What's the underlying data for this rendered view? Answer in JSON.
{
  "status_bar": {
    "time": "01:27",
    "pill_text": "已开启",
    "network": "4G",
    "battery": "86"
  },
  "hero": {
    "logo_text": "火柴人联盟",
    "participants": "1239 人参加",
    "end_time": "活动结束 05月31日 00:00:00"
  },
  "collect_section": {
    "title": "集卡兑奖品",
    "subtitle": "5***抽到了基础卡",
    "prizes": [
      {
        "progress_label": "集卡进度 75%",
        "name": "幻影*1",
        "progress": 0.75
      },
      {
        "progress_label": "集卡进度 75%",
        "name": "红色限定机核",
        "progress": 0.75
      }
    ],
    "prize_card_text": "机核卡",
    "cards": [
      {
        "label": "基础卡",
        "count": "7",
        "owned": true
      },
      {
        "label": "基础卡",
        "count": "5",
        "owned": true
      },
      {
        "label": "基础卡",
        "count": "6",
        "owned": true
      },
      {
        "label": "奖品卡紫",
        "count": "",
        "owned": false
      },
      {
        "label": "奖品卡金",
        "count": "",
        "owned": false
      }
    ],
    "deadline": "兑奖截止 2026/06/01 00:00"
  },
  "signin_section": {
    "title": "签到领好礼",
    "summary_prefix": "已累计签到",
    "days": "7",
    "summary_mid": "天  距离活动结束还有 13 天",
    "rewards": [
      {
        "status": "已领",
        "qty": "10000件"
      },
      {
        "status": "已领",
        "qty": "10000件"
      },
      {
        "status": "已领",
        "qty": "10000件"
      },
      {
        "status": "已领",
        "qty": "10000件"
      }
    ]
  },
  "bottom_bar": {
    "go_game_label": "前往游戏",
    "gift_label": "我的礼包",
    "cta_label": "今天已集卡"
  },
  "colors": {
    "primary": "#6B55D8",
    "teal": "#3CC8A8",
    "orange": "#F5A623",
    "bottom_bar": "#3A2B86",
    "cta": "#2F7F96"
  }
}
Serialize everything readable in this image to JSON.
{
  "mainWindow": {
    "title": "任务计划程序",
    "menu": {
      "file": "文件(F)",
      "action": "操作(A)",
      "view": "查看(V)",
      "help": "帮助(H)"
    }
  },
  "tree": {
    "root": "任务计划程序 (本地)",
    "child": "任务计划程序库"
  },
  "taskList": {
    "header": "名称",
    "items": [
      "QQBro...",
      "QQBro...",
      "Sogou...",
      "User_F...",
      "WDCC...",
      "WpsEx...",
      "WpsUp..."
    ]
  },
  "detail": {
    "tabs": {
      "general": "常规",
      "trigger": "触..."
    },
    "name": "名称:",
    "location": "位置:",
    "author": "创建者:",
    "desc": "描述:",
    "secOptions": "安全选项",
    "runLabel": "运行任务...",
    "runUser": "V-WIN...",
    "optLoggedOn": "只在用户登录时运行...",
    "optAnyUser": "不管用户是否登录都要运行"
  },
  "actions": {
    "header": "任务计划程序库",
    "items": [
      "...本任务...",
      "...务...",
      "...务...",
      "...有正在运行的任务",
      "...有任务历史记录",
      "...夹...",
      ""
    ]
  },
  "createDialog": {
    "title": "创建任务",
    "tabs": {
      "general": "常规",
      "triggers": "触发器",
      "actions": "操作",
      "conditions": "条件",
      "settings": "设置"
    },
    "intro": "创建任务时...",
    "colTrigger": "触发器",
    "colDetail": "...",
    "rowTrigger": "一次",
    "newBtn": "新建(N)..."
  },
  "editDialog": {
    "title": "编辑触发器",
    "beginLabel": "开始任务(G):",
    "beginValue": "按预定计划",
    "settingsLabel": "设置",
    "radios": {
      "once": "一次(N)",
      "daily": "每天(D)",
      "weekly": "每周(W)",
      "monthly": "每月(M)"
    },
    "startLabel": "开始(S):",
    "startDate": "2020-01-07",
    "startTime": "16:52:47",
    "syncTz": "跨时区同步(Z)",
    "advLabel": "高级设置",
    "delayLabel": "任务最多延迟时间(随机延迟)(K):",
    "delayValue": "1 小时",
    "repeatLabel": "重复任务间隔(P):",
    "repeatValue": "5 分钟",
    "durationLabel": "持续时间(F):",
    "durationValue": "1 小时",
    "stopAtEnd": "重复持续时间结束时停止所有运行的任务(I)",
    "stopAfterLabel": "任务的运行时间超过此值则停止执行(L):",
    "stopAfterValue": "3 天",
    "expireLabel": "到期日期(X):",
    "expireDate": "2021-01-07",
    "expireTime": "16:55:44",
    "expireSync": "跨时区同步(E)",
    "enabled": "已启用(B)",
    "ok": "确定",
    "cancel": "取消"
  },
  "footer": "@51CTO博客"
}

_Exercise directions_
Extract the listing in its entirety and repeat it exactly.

_Reply_
What's the underlying data for this rendered view? Answer in JSON.
{
  "status_bar": {
    "time": "01:27",
    "pill_text": "已开启",
    "network": "4G",
    "battery": "86"
  },
  "hero": {
    "logo_text": "火柴人联盟",
    "participants": "1239 人参加",
    "end_time": "活动结束 05月31日 00:00:00"
  },
  "collect_section": {
    "title": "集卡兑奖品",
    "subtitle": "5***抽到了基础卡",
    "prizes": [
      {
        "progress_label": "集卡进度 75%",
        "name": "幻影*1",
        "progress": 0.75
      },
      {
        "progress_label": "集卡进度 75%",
        "name": "红色限定机核",
        "progress": 0.75
      }
    ],
    "prize_card_text": "机核卡",
    "cards": [
      {
        "label": "基础卡",
        "count": "7",
        "owned": true
      },
      {
        "label": "基础卡",
        "count": "5",
        "owned": true
      },
      {
        "label": "基础卡",
        "count": "6",
        "owned": true
      },
      {
        "label": "奖品卡紫",
        "count": "",
        "owned": false
      },
      {
        "label": "奖品卡金",
        "count": "",
        "owned": false
      }
    ],
    "deadline": "兑奖截止 2026/06/01 00:00"
  },
  "signin_section": {
    "title": "签到领好礼",
    "summary_prefix": "已累计签到",
    "days": "7",
    "summary_mid": "天  距离活动结束还有 13 天",
    "rewards": [
      {
        "status": "已领",
        "qty": "10000件"
      },
      {
        "status": "已领",
        "qty": "10000件"
      },
      {
        "status": "已领",
        "qty": "10000件"
      },
      {
        "status": "已领",
        "qty": "10000件"
      }
    ]
  },
  "bottom_bar": {
    "go_game_label": "前往游戏",
    "gift_label": "我的礼包",
    "cta_label": "今天已集卡"
  },
  "colors": {
    "primary": "#6B55D8",
    "teal": "#3CC8A8",
    "orange": "#F5A623",
    "bottom_bar": "#3A2B86",
    "cta": "#2F7F96"
  }
}
Serialize everything readable in this image to JSON.
{
  "mainWindow": {
    "title": "任务计划程序",
    "menu": {
      "file": "文件(F)",
      "action": "操作(A)",
      "view": "查看(V)",
      "help": "帮助(H)"
    }
  },
  "tree": {
    "root": "任务计划程序 (本地)",
    "child": "任务计划程序库"
  },
  "taskList": {
    "header": "名称",
    "items": [
      "QQBro...",
      "QQBro...",
      "Sogou...",
      "User_F...",
      "WDCC...",
      "WpsEx...",
      "WpsUp..."
    ]
  },
  "detail": {
    "tabs": {
      "general": "常规",
      "trigger": "触..."
    },
    "name": "名称:",
    "location": "位置:",
    "author": "创建者:",
    "desc": "描述:",
    "secOptions": "安全选项",
    "runLabel": "运行任务...",
    "runUser": "V-WIN...",
    "optLoggedOn": "只在用户登录时运行...",
    "optAnyUser": "不管用户是否登录都要运行"
  },
  "actions": {
    "header": "任务计划程序库",
    "items": [
      "...本任务...",
      "...务...",
      "...务...",
      "...有正在运行的任务",
      "...有任务历史记录",
      "...夹...",
      ""
    ]
  },
  "createDialog": {
    "title": "创建任务",
    "tabs": {
      "general": "常规",
      "triggers": "触发器",
      "actions": "操作",
      "conditions": "条件",
      "settings": "设置"
    },
    "intro": "创建任务时...",
    "colTrigger": "触发器",
    "colDetail": "...",
    "rowTrigger": "一次",
    "newBtn": "新建(N)..."
  },
  "editDialog": {
    "title": "编辑触发器",
    "beginLabel": "开始任务(G):",
    "beginValue": "按预定计划",
    "settingsLabel": "设置",
    "radios": {
      "once": "一次(N)",
      "daily": "每天(D)",
      "weekly": "每周(W)",
      "monthly": "每月(M)"
    },
    "startLabel": "开始(S):",
    "startDate": "2020-01-07",
    "startTime": "16:52:47",
    "syncTz": "跨时区同步(Z)",
    "advLabel": "高级设置",
    "delayLabel": "任务最多延迟时间(随机延迟)(K):",
    "delayValue": "1 小时",
    "repeatLabel": "重复任务间隔(P):",
    "repeatValue": "5 分钟",
    "durationLabel": "持续时间(F):",
    "durationValue": "1 小时",
    "stopAtEnd": "重复持续时间结束时停止所有运行的任务(I)",
    "stopAfterLabel": "任务的运行时间超过此值则停止执行(L):",
    "stopAfterValue": "3 天",
    "expireLabel": "到期日期(X):",
    "expireDate": "2021-01-07",
    "expireTime": "16:55:44",
    "expireSync": "跨时区同步(E)",
    "enabled": "已启用(B)",
    "ok": "确定",
    "cancel": "取消"
  },
  "footer": "@51CTO博客"
}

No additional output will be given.